The debate then becomes, 'would I rather have thousands of unknown potentials, or hundreds of pre-identified attendees where I have measurable knowledge about the majority going in to it.' What if I knew significant details about everyone that tested one of my products? What if collecting this data didn’t require the staff to query every rider before they jumped on the product?
For the brands that participate in the eMTB Experience events that are associated with the EnduroCross eMTB Challenge race series, getting that consumer intelligence is part of the overall package. Capturing the enthusiasm from the motocross competition or witnessing for the first time, indoor eMTB Racing, can be contagious and motivate a consumer’s purchasing decisions. The use of passive RFID (Radio Frequency IDentification) tags allows the collection of volumes of data without a forced interrogation of each attendee.
How would you handle a knowledgeable off-road dirt crowd where less than 50% had every ridden a pedal-assist electric mountain bike? What if you knew what type of mountain bike they currently ride and based on your own knowledge what they spent to get that? What if at the end of the event you knew every bike that a specific attendee test road before and after they tried yours? What if by looking on a live map you could see where all of the attendees that tested your bikes lived and how far they were from the closest dealer of your products?
What could you do with that data?
Building A Story To Enhance A Product’s Competitive CapabilitiesA common thread in off-road racing, whether it be motorcycles, cars, or bicycles, is often how the added performance aftermarket components made all the difference. Better tires with aggressive tread patterns and stiffer sidewalls, longer travel suspension systems, bigger brakes with more cylinders for stopping power, or stronger chains with more gears that can take the punishment of the added torque. All of these things can change the characteristic of the rider’s bike.
The challenge for many of these performance aftermarket brands, is how to showcase the actual benefits and differences these performance upgrades can deliver? One way is to take a closed-loop, outdoor terrain test track that can legitimately challenge a rider and let them experience the difference between a bike with and without the product. This is the best way to validate the offer of improved performance.
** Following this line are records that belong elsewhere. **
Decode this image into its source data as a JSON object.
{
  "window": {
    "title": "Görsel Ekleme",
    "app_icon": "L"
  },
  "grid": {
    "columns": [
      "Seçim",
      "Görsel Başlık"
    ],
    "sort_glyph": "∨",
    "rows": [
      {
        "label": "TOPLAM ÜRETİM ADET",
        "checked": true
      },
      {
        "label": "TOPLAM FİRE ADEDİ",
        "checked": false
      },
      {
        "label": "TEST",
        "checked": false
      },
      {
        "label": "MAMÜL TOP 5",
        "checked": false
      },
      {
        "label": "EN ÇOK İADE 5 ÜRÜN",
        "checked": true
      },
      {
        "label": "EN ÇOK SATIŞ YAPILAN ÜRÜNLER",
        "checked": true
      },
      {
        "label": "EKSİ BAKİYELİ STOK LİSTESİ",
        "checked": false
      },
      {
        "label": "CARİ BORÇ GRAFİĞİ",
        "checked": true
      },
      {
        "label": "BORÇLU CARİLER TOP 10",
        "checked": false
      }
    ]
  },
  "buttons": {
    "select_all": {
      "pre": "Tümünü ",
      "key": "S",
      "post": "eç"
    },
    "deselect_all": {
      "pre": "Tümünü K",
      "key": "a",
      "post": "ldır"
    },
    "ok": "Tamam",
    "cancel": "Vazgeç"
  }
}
Feature by association, is a way for manufacturers to create links to those competitors who are currently using the brands products and how these items have helped a particular racer with a competitive advantage. Tying the point-of-sale messaging to the sponsored riders and teams, suggests to the consumer that by adding this component to their bike, they too will become part of the affiliate team.
The hands-on eMTB Experience with it’s professionally built terrain test track, custom manufacturer exhibit pavilions and associated retailers will sit adjacent to the EnduroCross arena in each of the four cities and provide a festival atmosphere for attendees interested in the motocross competitions as well as the eMTB series.
The venues are in or closely adjacent to major metropolitan markets, making it easy for even the casual consumer to make the short trip to experience, watch, and learn more about the eMTB competitive programs. Prescott Valley, Arizona; Reno/Sparks, Nevada; Denver, Colorado; Boise, Idaho. All of these are well vetted locations for the outdoor, off road riding enthusiast.
Electric Mountain Bike manufacturers and distributors, specialty parts manufacturers, performance safety and rider apparel suppliers and independent bicycle shops focused on mountain bikes will all find a place in these events and will have access to a trove of energized consumers.
For more information, visit: www.ElectricBikeEvents.com